• **Description of the task**:
Wherever the string "header" occurs in a line of these records, report that line.

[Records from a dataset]
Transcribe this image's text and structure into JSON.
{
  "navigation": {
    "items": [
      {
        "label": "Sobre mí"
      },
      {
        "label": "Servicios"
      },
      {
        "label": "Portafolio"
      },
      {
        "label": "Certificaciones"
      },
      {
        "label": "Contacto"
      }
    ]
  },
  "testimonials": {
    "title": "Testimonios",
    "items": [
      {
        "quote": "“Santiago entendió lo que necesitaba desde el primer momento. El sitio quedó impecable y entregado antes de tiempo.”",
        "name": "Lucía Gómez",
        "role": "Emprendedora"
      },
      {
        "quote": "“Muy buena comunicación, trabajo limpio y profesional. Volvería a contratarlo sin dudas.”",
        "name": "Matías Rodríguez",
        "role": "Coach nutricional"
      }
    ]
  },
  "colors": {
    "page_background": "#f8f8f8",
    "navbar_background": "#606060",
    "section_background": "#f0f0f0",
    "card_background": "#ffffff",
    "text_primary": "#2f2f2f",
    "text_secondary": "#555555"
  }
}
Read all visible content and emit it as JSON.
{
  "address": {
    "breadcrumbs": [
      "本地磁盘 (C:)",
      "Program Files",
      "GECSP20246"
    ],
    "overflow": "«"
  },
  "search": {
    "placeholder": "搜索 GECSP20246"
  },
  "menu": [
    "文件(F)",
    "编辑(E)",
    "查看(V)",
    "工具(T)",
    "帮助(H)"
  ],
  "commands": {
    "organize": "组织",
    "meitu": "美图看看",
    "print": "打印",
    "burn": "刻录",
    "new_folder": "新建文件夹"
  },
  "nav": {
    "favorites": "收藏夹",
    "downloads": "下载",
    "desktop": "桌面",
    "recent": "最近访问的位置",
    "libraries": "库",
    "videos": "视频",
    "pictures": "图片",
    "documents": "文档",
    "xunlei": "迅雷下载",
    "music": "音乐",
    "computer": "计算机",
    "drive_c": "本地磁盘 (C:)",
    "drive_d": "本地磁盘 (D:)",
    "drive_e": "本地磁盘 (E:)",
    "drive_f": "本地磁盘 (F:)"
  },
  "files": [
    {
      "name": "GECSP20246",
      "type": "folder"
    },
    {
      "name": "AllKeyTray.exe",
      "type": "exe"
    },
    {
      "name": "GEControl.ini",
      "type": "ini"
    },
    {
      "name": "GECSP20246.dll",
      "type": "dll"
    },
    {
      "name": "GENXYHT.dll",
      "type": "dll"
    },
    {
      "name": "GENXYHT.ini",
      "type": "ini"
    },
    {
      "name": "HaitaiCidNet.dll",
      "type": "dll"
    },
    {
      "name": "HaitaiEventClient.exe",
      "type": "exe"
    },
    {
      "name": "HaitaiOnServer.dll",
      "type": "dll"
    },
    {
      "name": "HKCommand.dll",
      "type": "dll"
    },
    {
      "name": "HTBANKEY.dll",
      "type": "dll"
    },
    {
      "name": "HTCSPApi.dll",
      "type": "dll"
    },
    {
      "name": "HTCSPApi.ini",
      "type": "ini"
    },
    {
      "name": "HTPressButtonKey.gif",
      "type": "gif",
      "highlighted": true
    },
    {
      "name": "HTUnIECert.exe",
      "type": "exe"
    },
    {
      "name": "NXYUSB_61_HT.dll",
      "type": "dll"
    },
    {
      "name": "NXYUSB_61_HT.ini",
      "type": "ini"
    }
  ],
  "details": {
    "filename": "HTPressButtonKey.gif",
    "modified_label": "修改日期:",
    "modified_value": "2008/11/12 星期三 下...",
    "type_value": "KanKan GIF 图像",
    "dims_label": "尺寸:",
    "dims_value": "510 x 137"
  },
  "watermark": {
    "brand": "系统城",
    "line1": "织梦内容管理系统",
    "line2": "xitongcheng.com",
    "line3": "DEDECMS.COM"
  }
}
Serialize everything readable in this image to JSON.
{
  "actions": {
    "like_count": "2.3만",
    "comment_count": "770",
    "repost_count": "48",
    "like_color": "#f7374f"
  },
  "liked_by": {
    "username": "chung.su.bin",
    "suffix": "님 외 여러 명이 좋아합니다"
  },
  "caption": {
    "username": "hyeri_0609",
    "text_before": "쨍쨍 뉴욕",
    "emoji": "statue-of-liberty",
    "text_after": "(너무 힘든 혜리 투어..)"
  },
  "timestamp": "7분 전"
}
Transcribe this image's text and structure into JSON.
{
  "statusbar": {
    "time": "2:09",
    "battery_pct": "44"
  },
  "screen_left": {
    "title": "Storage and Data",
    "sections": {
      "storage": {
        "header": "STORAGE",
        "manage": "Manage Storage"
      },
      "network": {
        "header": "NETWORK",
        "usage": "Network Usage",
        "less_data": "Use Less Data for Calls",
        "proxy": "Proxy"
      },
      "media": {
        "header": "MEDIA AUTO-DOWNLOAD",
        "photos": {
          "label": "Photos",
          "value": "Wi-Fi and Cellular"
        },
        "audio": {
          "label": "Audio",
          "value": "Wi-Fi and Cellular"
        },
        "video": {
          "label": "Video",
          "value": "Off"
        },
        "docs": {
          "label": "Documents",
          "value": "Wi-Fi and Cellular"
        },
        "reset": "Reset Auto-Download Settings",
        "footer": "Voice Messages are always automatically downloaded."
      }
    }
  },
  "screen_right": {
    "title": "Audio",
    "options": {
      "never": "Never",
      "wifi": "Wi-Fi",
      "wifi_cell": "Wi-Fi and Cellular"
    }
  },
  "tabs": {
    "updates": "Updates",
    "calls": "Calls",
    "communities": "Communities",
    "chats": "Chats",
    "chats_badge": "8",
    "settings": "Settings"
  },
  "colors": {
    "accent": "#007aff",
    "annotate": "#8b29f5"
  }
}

• **Your response**:
        "header": "STORAGE",
        "header": "NETWORK",
        "header": "MEDIA AUTO-DOWNLOAD",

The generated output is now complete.